*** Exercise material Section Begins ***

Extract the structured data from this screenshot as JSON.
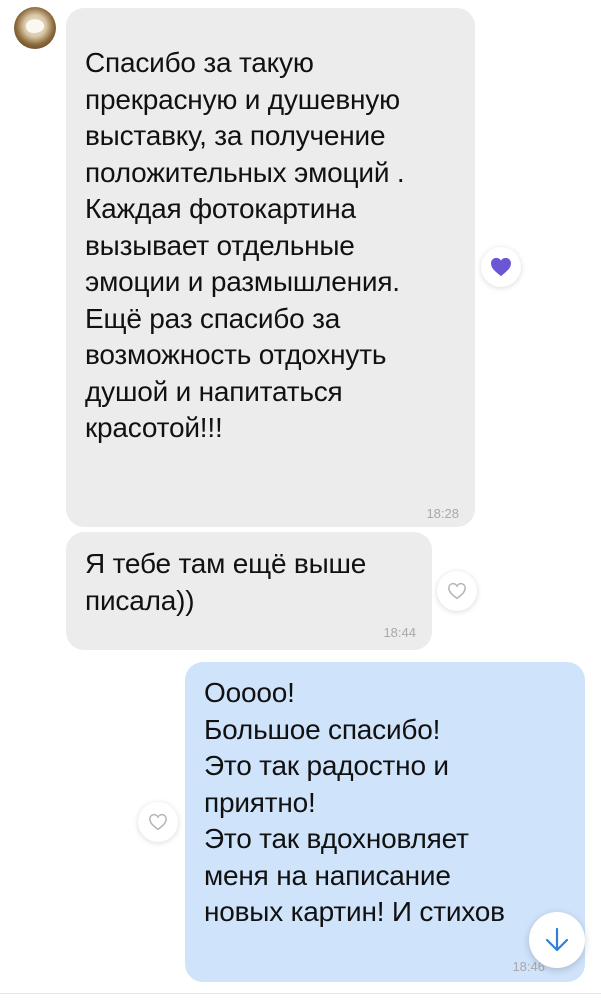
{
  "chat": {
    "messages": [
      {
        "direction": "incoming",
        "text": "Спасибо за такую\nпрекрасную и душевную\nвыставку, за получение\nположительных эмоций .\nКаждая фотокартина\nвызывает отдельные\nэмоции и размышления.\nЕщё раз спасибо за\nвозможность отдохнуть\nдушой и напитаться\nкрасотой!!!",
        "time": "18:28",
        "reaction": "heart-filled"
      },
      {
        "direction": "incoming",
        "text": "Я тебе там ещё выше\nписала))",
        "time": "18:44",
        "reaction": "heart-outline"
      },
      {
        "direction": "outgoing",
        "text": "Ооооо!\nБольшое спасибо!\nЭто так радостно и\nприятно!\nЭто так вдохновляет\nменя на написание\nновых картин! И стихов",
        "time": "18:46",
        "reaction": "heart-outline"
      }
    ]
  },
  "colors": {
    "incoming_bubble": "#ececec",
    "outgoing_bubble": "#cfe3fb",
    "heart_filled": "#6b56d6",
    "icon_gray": "#b5b5b5",
    "scroll_arrow": "#2f7fe0"
  },
  "icons": {
    "avatar": "contact-avatar",
    "reaction_filled": "heart-filled-icon",
    "reaction_outline": "heart-outline-icon",
    "scroll": "arrow-down-icon"
  }
}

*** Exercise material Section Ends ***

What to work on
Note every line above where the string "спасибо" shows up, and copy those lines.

Output of the task
        "text": "Спасибо за такую\nпрекрасную и душевную\nвыставку, за получение\nположительных эмоций .\nКаждая фотокартина\nвызывает отдельные\nэмоции и размышления.\nЕщё раз спасибо за\nвозможность отдохнуть\nдушой и напитаться\nкрасотой!!!",
        "text": "Ооооо!\nБольшое спасибо!\nЭто так радостно и\nприятно!\nЭто так вдохновляет\nменя на написание\nновых картин! И стихов",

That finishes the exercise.